I'm so excited that it's finally here! I've been planning to do this for months and months, but never made the time to actually sit down and get it all written out.
I have always said that my husband and I live in a tiny apartment with a big art studio. And it's true. We live in a two-bedroom apartment and my sweet husband turned over the master bedroom to me and so we sleep in a tiny little room that has just enough space for a bed and a dresser. Here's a quick peek at my studio:
As you can see, I have a working studio. It's not a pretty Pottery Barn catalog studio. But I can find absolutely anything I'm looking for in under twenty seconds. Because what my studio lacks in beauty it makes up for in functionality. Throughout this week we (me and some awesome bloggers) are going to share the methods that work for us. But always, you must remember that organization starts in your brain. So nobody else's methods are going to work for you unless you both have the same brain.
I'm lucky enough to have a dedicated room for art making, but if you don't, don't fret. These organizational tips will still work for you!
Ready to get started?
Let's do it!
I ran a theatre company here in New York City for eight years. After a few years my Managing Director banned me from attending load-out (the day we remove the set, costumes, and props from the theatre). Before being banned I would run around the theatre insisting that we save every prop, costume, stick of wood, half gallon of paint, etc. After all, we had paid good money for all of it, right? Wrong. She sat me down and explained that the price it would cost to store that lumber or that prop over time was more than the item cost. And that we would be best served by throwing it away now and buying a new one if we needed to down the road. And while I saw the numbers and intellectually understood, I just couldn't get over that emotional feeling that we shouldn't throw away things we paid money for. Thusly, I was banned.
I face a similar struggle with all this "stuff" in my studio. I paid for it. I should absolutely not throw it away. And yet, I know that part of having a working studio, is regularly purging supplies. So I had to find a solution to my moral dilemma before my studio became a storage room.
In my studio there is a large cardboard box that lives on the floor. When it is full it is replaced by a new cardboard box. This is my donation box. Sometimes I put a notice on my blog that it is free to anyone who wants to pick it up. Sometimes I give it to a crafty friend. Either way it makes me happy to know that those supplies are going to a good home rather than a landfill.
Purging your supplies...
- Creates space for new supplies!
- Creates space for actually making art.
- Alleviates the guilt of not having used it.
- Allows you to make better art. (Use supplies you love and you'll always love what you make.)

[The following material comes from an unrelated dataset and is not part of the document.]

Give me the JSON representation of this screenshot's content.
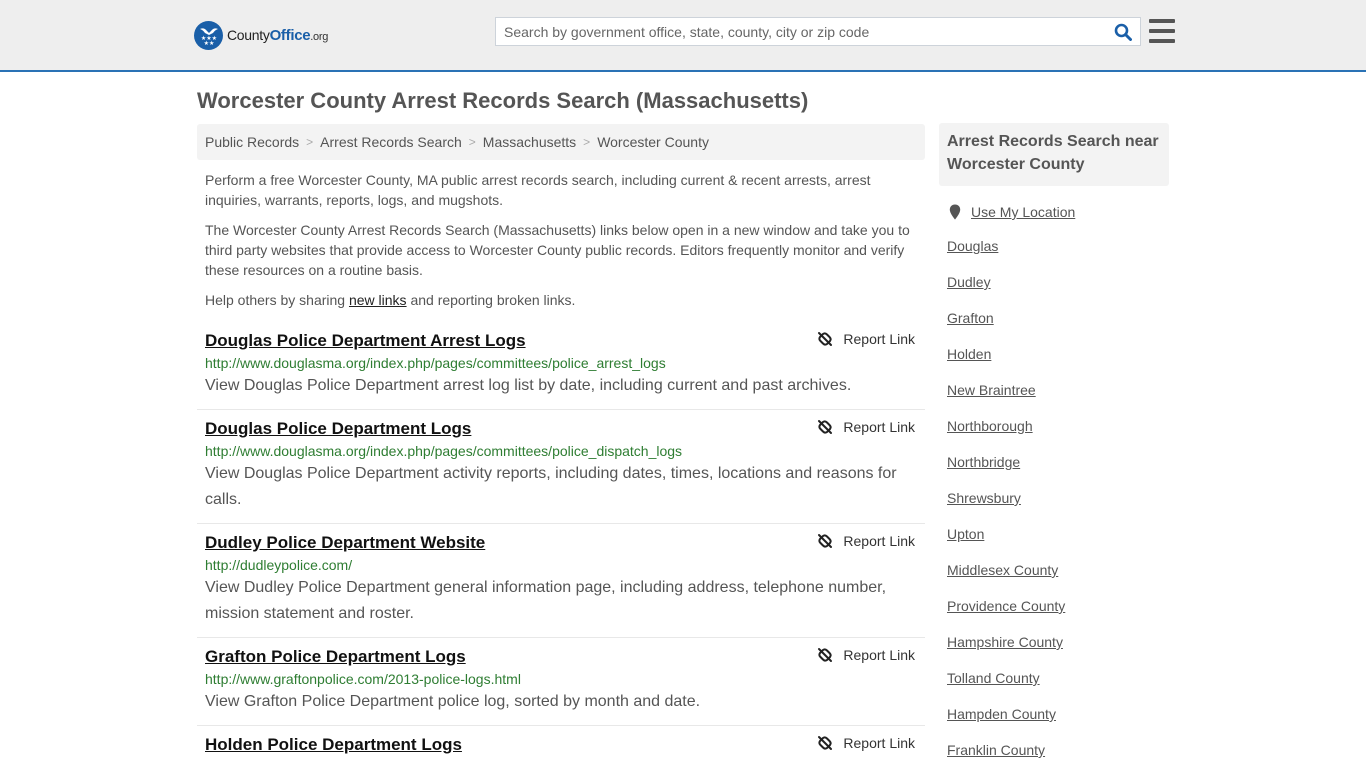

- Leaves room for you to grow and change in your art making.
- Helps you hone in on the supplies you love.
- Is a version of keeping inventory. By going through your stash and deciding what to keep and what to throw, you are essentially reviewing what you have.
- Helps you to be organized.
Personally, I do a major purge once a year. I do mini purges every 3-4 months. And I have been much more productive since beginning these purges.
- The trash bags are for trash.
- One cardboard box is for donations.
- One cardboard box is for finished artwork.
- One cardboard box is for projects-in-progress (i.e. unfinished artwork)
- The remaining boxes are for stuff you're keeping and need to put away. Or you can just make piles. That's what I do.
And now this is the hard part: sort through everything in your crafty space. E-V-E-R-Y-T-H-I-N-G.
Some tips to help you:
- I like to start with the surfaces. Once my desk and all the counters are clear I head into the drawers and shelves.
- If you can't stand the idea of donating some supplies because they were so expensive (like a die cut machine), create a box for sale items. But don't let it clutter your studio. You have to actually have a plan for selling it. Otherwise, donate it to a good cause and take the tax write off.
- Be ruthless. Forget about "someday." Live in the now and get it out of your space.
- If you have a large category of stuff you no longer use -- for example, suppose you used to do a ton of beading, but you no longer do it anymore -- box that stuff up, label it, put today's date on it, and stick it under your bed, in your basement, in your attic. If you haven't gone looking for it in a year or two, it's probably time to donate or sell it. In the meantime, it's out of your space.
- It will look much, much worse before it looks better. And half-way through you will wonder why you started this stupid organization project?! But trust me. Keep going.
- Don't think too hard. Follow your instincts when it comes to putting stuff in the trash, in the donate pile, and for keeping. When in doubt, put it in donations. You can always fish it out tomorrow or the next day when we start to put everything away.
- Being organized = being more productive. And like those Visa commercials say, that's priceless!
If you're not ready for a full on studio purge, why not try a desk purge? Or purging one really messy area? I promise that it will take less time and be more satisfying than you think.
Tomorrow we will begin the big picture planning for a brand new organized space!
Thanks for stopping by!
P.S. All of these "Organization Week" posts will be available by clicking on the "Organization Week" image in the far right column of my blog.
P.P.S. If you'd like to see the blog tour of my studio I wrote in 2010, you can check it out here: